Geneva - Audi is amping up its electric car effort with a total of five battery powered vehicles set to hit showrooms by the end of 2020, and one of them will be a production version of the Q4 e-tron, revealed at the Geneva Motor Show on Tuesday.
Crafted around the Volkswagen Group’s MEB platform for upcoming electric vehicles, the Q4 e-tron concept has two electric motors, one on each axle for quattro all-wheel-drive capability, and together the motors produce 225kW, for a 0-100km/h time of 6.3 seconds.
The floorpan between those axles is filled with a large 82 kWh battery that allows a (claimed) range of up to 450km between charges, on the WLTP cycle.
In size terms the Q4 e-tron is slightly shorter than the Q5, although it’s said to offer ‘class above’ cabin space thanks to its electric vehicle packaging that does away with the transmission tunnel. In pricing terms, the newcomer will slot beneath the already-launched e-tron SUV.
The concept has a special floor covering made from recycled materials and four seats with double seams stitched with thick yarn, although the production car will likely have a conventional five-seat layout. The Q4 also comes with a large-format head-up display with an augmented reality function. The system has some handy features, such as directional arrows for navigation, displayed directly on the course of the road.

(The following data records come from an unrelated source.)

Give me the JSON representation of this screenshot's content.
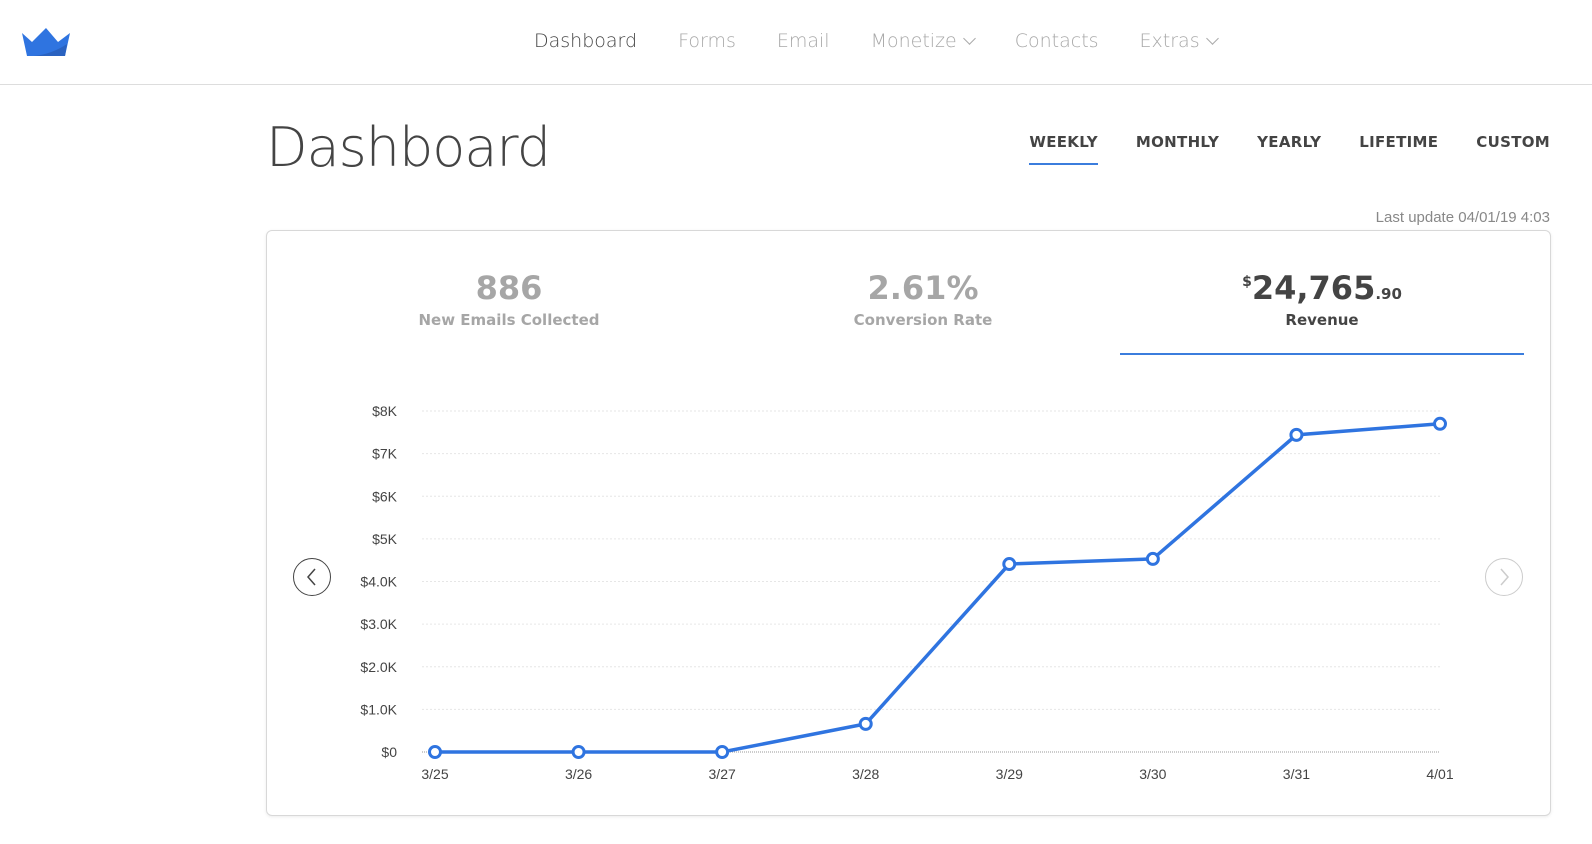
{
  "nav": {
    "items": [
      {
        "label": "Dashboard",
        "active": true,
        "dropdown": false
      },
      {
        "label": "Forms",
        "active": false,
        "dropdown": false
      },
      {
        "label": "Email",
        "active": false,
        "dropdown": false
      },
      {
        "label": "Monetize",
        "active": false,
        "dropdown": true
      },
      {
        "label": "Contacts",
        "active": false,
        "dropdown": false
      },
      {
        "label": "Extras",
        "active": false,
        "dropdown": true
      }
    ]
  },
  "page": {
    "title": "Dashboard",
    "last_update": "Last update 04/01/19 4:03"
  },
  "periods": [
    "WEEKLY",
    "MONTHLY",
    "YEARLY",
    "LIFETIME",
    "CUSTOM"
  ],
  "active_period": "WEEKLY",
  "stats": {
    "emails": {
      "value": "886",
      "label": "New Emails Collected"
    },
    "conversion": {
      "value": "2.61%",
      "label": "Conversion Rate"
    },
    "revenue": {
      "currency": "$",
      "value": "24,765",
      "cents": ".90",
      "label": "Revenue"
    }
  },
  "colors": {
    "accent": "#3b7ddd",
    "line": "#2f74e0"
  },
  "chart_data": {
    "type": "line",
    "categories": [
      "3/25",
      "3/26",
      "3/27",
      "3/28",
      "3/29",
      "3/30",
      "3/31",
      "4/01"
    ],
    "values": [
      0,
      0,
      0,
      660,
      4410,
      4530,
      7440,
      7700
    ],
    "yticks": [
      0,
      1000,
      2000,
      3000,
      4000,
      5000,
      6000,
      7000,
      8000
    ],
    "ytick_labels": [
      "$0",
      "$1.0K",
      "$2.0K",
      "$3.0K",
      "$4.0K",
      "$5K",
      "$6K",
      "$7K",
      "$8K"
    ],
    "ylim": [
      0,
      8000
    ],
    "grid": true
  }
}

The production car is likely to look very similar to the concept that you see here, and hopefully it’ll also offer its ‘Solar Sky’ blue paint hue that changes depending on the angle of the light. Not only was it produced under environmentally friendly conditions, but it also reduces heat build-up on the car’s surface, thereby reducing the load on the aircon.

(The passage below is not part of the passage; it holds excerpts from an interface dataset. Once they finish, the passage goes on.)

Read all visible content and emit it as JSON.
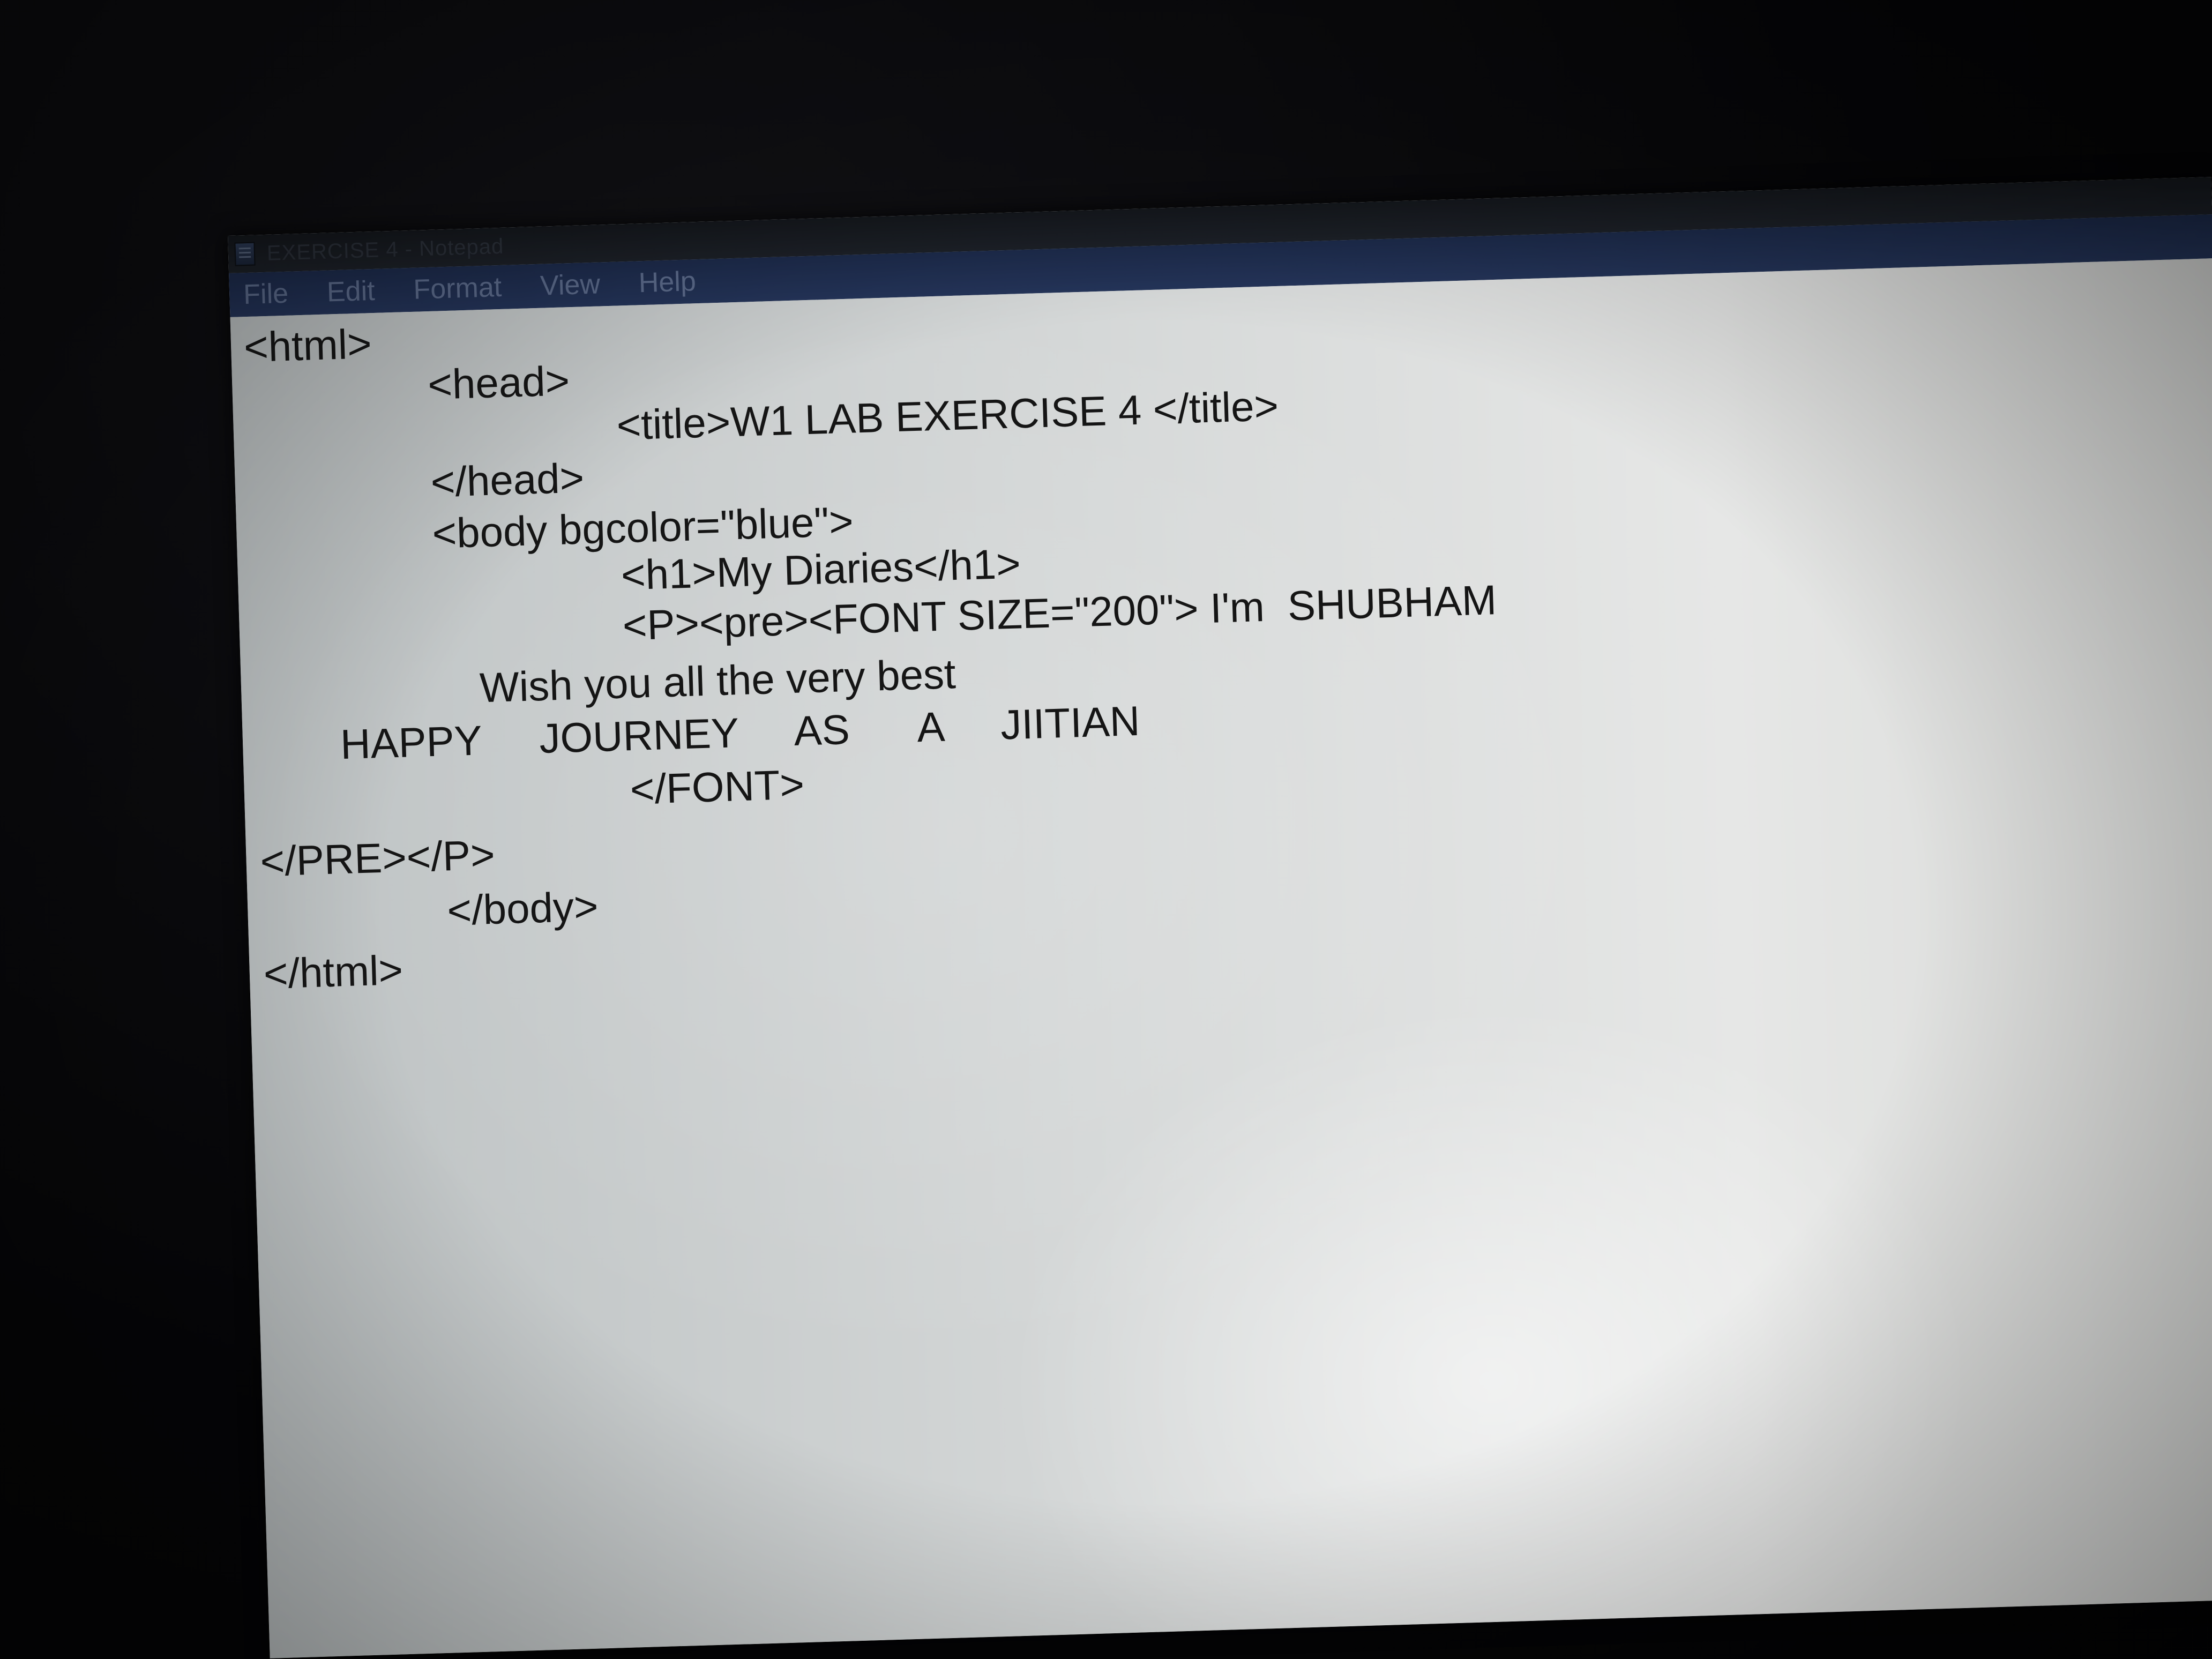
{
  "window": {
    "title": "EXERCISE 4 - Notepad"
  },
  "menu": {
    "items": [
      "File",
      "Edit",
      "Format",
      "View",
      "Help"
    ]
  },
  "editor": {
    "lines": [
      "<html>",
      "<head>",
      "<title>W1 LAB EXERCISE 4 </title>",
      "</head>",
      "<body bgcolor=\"blue\">",
      "<h1>My Diaries</h1>",
      "<P><pre><FONT SIZE=\"200\"> I'm  SHUBHAM",
      "Wish you all the very best",
      "HAPPY     JOURNEY     AS      A     JIITIAN",
      "</FONT>",
      "</PRE></P>",
      "</body>",
      "</html>"
    ]
  },
  "colors": {
    "menubar": "#243459",
    "titlebar": "#14171c",
    "editor_background": "#d3d6d6",
    "text": "#151515"
  },
  "icons": {
    "app": "notepad-icon"
  }
}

Other electric Audis planned
So what other battery vehicles does Audi have in the pipeline?
The current e-tron mid-sized SUV will be joined later this year by the e-tron Sportback and the Q2 L e-tron, while production versions of the e-tron GT luxury saloon and the Q4 e-tron compact SUV that you see here are due in the second half of 2020.
That certainly covers a large portion of the market. You worried Tesla?